The Scottish garagistas had mentioned that they would be sharing a cargo container to the USA with six bikers to save on costs.
On the journey down the M1 Stephen called each one for a quick interview. All were superb characters: passionate, generally eccentric and all had a very individual story of why they were going to Bonneville Speed week.

Their stories ranged from a biker, who had once owned his own bike business. He was now a the Great Yarmouth Beach cleaner; another team were planning to rebuild a bike of a recently deceased friend (and scatter the ashes on the salt flats) running a record in his honour and two amazing shed engineers who had literally built everything from the piston up with their bare hands. Stephen shot ten minutes with each of them outlining the plans, their bike and what it feels like to go at ultimate high speed. Stephen cut the taster over a weekend, presented it to an exec and on the basis of the film it was commissioned a month later as 2 x one hour episodes.

This was an out-an-out documentary, Stephen had no idea what would happen – apart from the fact they all had to get on that shipping container: How would they fare?  Would anyone get a record on the salts?  Could they die trying?  What strains, was it was putting on and their families, working every hour of the day in their everyday jobs and evening and weekend bike building? From the onset of filming, the characters were revelations, made us laugh out loud, gulp in sadness and marvel in their engineering.

The edit was a pleasure and the stories told themselves with little commentary. The stories were told through the characters talking candidly on camera – from relationships and love to loneliness and death.

Creatively, Stephen was given free reign to self shoot the film (him and a soundman). Self-shooting allowed the budget to spend on ‘toys’ for the imminent speed week.

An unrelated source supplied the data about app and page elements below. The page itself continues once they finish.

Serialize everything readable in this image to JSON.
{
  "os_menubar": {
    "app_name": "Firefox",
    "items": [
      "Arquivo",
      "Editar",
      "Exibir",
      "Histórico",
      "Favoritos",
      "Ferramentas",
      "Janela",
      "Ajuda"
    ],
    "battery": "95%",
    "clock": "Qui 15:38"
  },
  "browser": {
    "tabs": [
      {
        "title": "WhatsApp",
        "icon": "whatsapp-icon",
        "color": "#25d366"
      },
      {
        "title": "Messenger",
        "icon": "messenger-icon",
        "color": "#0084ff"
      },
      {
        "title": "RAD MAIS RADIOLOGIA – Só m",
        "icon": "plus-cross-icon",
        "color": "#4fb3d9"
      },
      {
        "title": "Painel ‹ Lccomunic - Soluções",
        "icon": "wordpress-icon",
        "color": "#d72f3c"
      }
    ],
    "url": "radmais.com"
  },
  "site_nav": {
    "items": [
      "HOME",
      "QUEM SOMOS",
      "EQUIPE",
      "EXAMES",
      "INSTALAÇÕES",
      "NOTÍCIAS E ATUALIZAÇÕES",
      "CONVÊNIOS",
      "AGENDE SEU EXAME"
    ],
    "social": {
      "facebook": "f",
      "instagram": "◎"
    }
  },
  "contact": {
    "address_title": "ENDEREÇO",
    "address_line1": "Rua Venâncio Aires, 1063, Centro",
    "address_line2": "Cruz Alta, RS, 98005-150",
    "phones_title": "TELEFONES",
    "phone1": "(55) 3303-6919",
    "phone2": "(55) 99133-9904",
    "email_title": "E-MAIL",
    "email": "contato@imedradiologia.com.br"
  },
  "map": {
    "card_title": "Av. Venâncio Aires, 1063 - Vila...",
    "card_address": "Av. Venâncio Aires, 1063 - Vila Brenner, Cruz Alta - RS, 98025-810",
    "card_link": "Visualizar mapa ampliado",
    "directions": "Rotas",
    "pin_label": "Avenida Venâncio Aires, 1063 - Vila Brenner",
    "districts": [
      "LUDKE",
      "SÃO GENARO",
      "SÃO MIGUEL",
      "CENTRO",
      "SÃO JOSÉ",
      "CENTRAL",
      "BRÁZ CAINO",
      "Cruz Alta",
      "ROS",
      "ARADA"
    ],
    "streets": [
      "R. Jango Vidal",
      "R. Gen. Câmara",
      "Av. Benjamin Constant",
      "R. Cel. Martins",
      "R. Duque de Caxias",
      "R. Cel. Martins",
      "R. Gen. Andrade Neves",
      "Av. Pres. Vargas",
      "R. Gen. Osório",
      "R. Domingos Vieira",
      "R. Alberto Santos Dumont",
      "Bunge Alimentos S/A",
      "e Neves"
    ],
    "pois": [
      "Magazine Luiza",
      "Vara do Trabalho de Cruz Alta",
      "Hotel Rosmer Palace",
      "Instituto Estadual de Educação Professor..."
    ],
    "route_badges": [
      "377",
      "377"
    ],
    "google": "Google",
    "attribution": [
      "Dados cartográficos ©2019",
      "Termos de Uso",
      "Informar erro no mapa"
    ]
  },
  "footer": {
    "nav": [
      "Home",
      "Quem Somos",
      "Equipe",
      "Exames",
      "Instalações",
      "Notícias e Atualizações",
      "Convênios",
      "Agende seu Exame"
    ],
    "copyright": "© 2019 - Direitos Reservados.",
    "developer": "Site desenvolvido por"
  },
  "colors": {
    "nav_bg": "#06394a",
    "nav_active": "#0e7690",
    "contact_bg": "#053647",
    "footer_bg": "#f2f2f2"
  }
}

For the main shoot the crew experienced the Salt Flats at their hottest and most hostile - dealing with 45 + degree heat and no shade the crew followed the highs and lows of the week. Parts blowing up and bikers being diagnosed with serious illnesses whilst out in the US, having their dreams shattered and realised.

The crew took with them a specialist camera team to rig all the vehicles. Their task was to capture the sheer adrenalin of going ‘full out on the salt’ on their home made vehicles and the moment of pure isolation and peace the contributors felt after they’d come to a stop, sat alone in the centre of 100 square miles of salt. They also captured the fear of a driver of being trapped inside a vehicle as it filled up with a poisonous methanol at nearly 300mph.

The films received pick of the day in The Sunday Times, Independent on Sunday and Guardian and were Front and centre on Iplayer for both weeks. 

The Guardian wrote that Speed Dreams: The Fastest Place on Earth (BBC2, Sunday) was a lovely film about a bunch of men, many of them hairy, and all better at doing clever things with metal than talking or being attentive to their long-suffering lady friends.

Why can't the BBC produce more decent documentaries like this? Can't wait for next Sunday's episode. > > - What a great show!, I was just about to go to bed and came across it and was hooked for the next hour, interesting, funny and emotional in equal spades.

People knock the BBC but from a petrol heads viewpoint this was them at their best. > > I take my hat off to all those involved the level of ingenuity and engineering was excellent and everything that is "Great" about Britain > > -why do people pay the licence fee? Oh I forgot its for the few programmes like this. > > - Some decent TV for adults on a Sunday evening with an IQ of more than 3 !! > > - Fantastic series enjoyed all two hours of it completely. > > - Make more please BBC!

I echo those last comments.  So many people asked when is episode 3, and every year we have been back, is it being filmed again?

Steve French